As promised in a previous post, we are pleased to share two documents intended largely to influence developers’ plans. They are: an updated Expectations and Aspirations document which replaces the one published last Autumn; and a new Environmental Protection and Enhancement report by a CLT working group which goes in to this area in more depth.
It’s been a few months since we last updated our members on our involvement in Ryebank Fields following Manchester Metropolitan University (MMU) putting the land on the market in September last year.
We reported then that the CLT was expecting to engage more intensively in early spring 2021, when MMU had shortlisted a final cohort of prospective development partners. We can now confirm that while the timetable has shifted a little, we are now anticipating beginning detailed engagement with the shortlisted developers in May 2021.
The governors of Manchester Metropolitan University (MMU) have now decided to progress with the sale of the Ryebank Fields site and has begun to market the site to developers through agents Cushman & Wakefield.
Should development go ahead, the CLT wishes to engage proactively with MMU and their selected development partner to achieve an exemplar scheme at Ryebank Fields.
We acknowledge that some people in our community, including some CLT members, are opposed to any development on Ryebank Fields. To ensure we have appropriate support, the CLT surveyed its members last month and has secured a mandate to engage in the process and to aim for a development that exceeds the Development Framework adopted for the site by Manchester City Council.
The CLT Board believe that a high-quality development on this site, building on the expectations of the Development Framework, can raise the bar for sustainable low carbon community living alongside nature within the City of Manchester.
To this end, we have captured the views of members from the Early Feedback Engagement Survey and fed these into an overarching Expectations and Aspirations Statement that sets out our broad position as we begin to engage in the development process, given the Development Framework’s commitment for developers to “work with a local community housing group to develop part, or all of the site” and to ensure there is “extensive engagement with the local community”.
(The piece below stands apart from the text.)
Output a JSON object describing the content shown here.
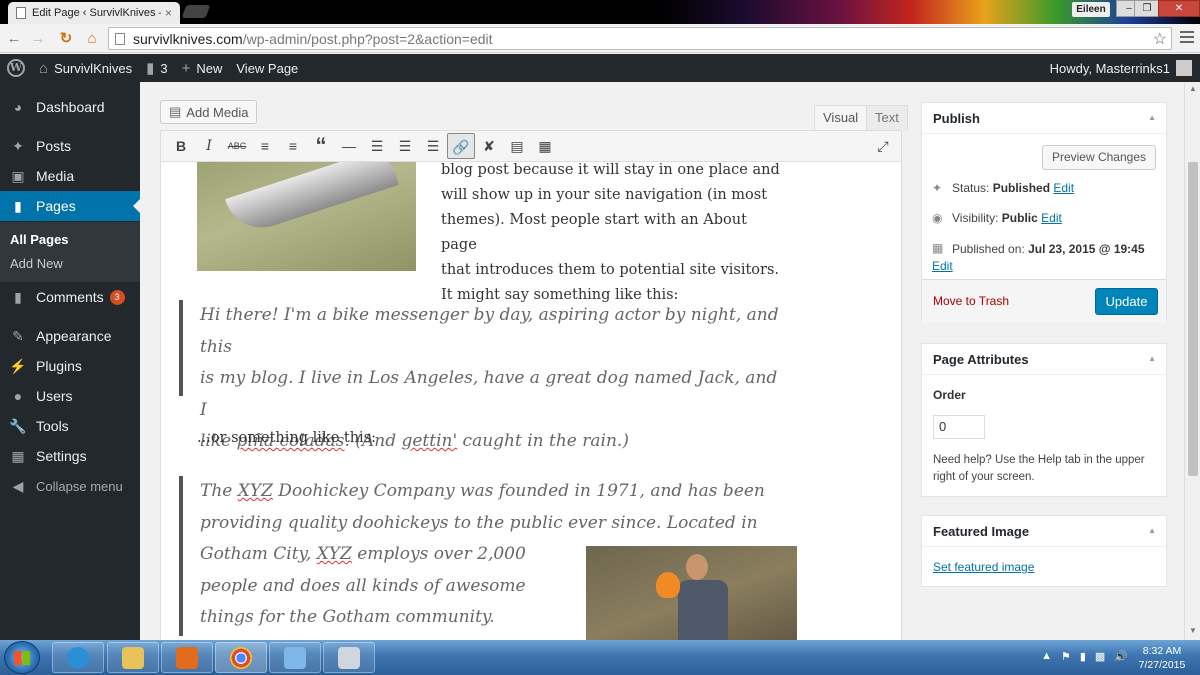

As stated previously the CLT Board decided not to put a paper to the Manchester Metropolitan University (MMU) governing body who discussed the Fields at their meeting at the end of March, 2020 so as not to stand in the way of those campaigning against any development. Despite groups making submissions asking the governors not to sell the land for housing and presenting alternative uses, the governors decided to progress with the sale. Since then asbestos has been found on the site at surface level. MMU has commissioned more site investigations, installed fencing and urged local residents not to access the land.
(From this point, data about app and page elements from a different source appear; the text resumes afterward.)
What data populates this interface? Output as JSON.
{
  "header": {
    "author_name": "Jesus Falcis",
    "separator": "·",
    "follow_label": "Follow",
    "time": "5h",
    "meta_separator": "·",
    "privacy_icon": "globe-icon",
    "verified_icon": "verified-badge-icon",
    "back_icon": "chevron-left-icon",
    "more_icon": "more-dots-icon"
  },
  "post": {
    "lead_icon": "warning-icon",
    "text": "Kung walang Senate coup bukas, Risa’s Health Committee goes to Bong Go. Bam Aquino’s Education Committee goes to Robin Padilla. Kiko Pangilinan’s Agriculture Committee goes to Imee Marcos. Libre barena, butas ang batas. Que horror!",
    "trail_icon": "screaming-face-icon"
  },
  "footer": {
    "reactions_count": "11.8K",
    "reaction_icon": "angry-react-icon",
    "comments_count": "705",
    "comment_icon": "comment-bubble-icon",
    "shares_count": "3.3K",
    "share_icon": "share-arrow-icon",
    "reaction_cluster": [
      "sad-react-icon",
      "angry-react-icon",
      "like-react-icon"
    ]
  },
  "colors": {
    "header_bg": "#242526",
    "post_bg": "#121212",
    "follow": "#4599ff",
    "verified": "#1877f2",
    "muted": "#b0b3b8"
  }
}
Chorlton CLT has been invited, along with other community groups, to make written representations about Ryebank Fields to landowner MMU’s Board of Governors which meets in March. We have decided not to write in at this point. We don’t want our position to interpreted as simply being “pro development” and in opposition to groups who don’t want any development at all. If these groups are successful in convincing MMU not to sell the land the CLT will be happy to accept this position.
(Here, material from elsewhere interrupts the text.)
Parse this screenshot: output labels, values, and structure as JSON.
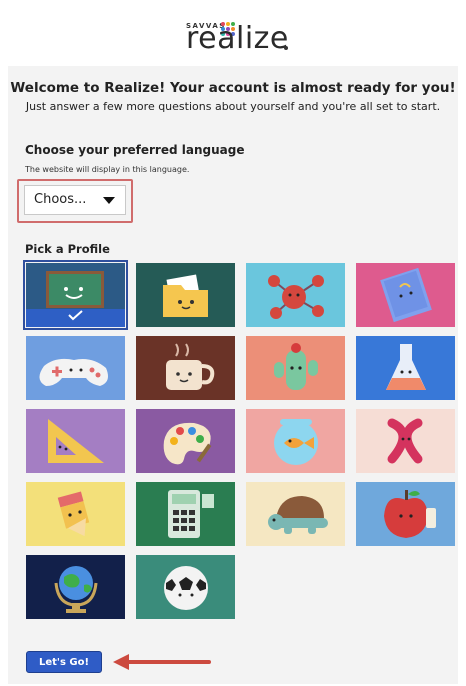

Ryebank Fields are a part of my life. For the last decade, I have run, picked blackberries, played with my son and walked my dog there. I have watched as the oaks have grown and the aspen grove has spread. Arriving today to find brambles cleared, a new steel gate, men in high vis jackets and geotechnical survey rigs at work was a shock and, I have to admit, felt like a violation. So why have I not opposed development on the site?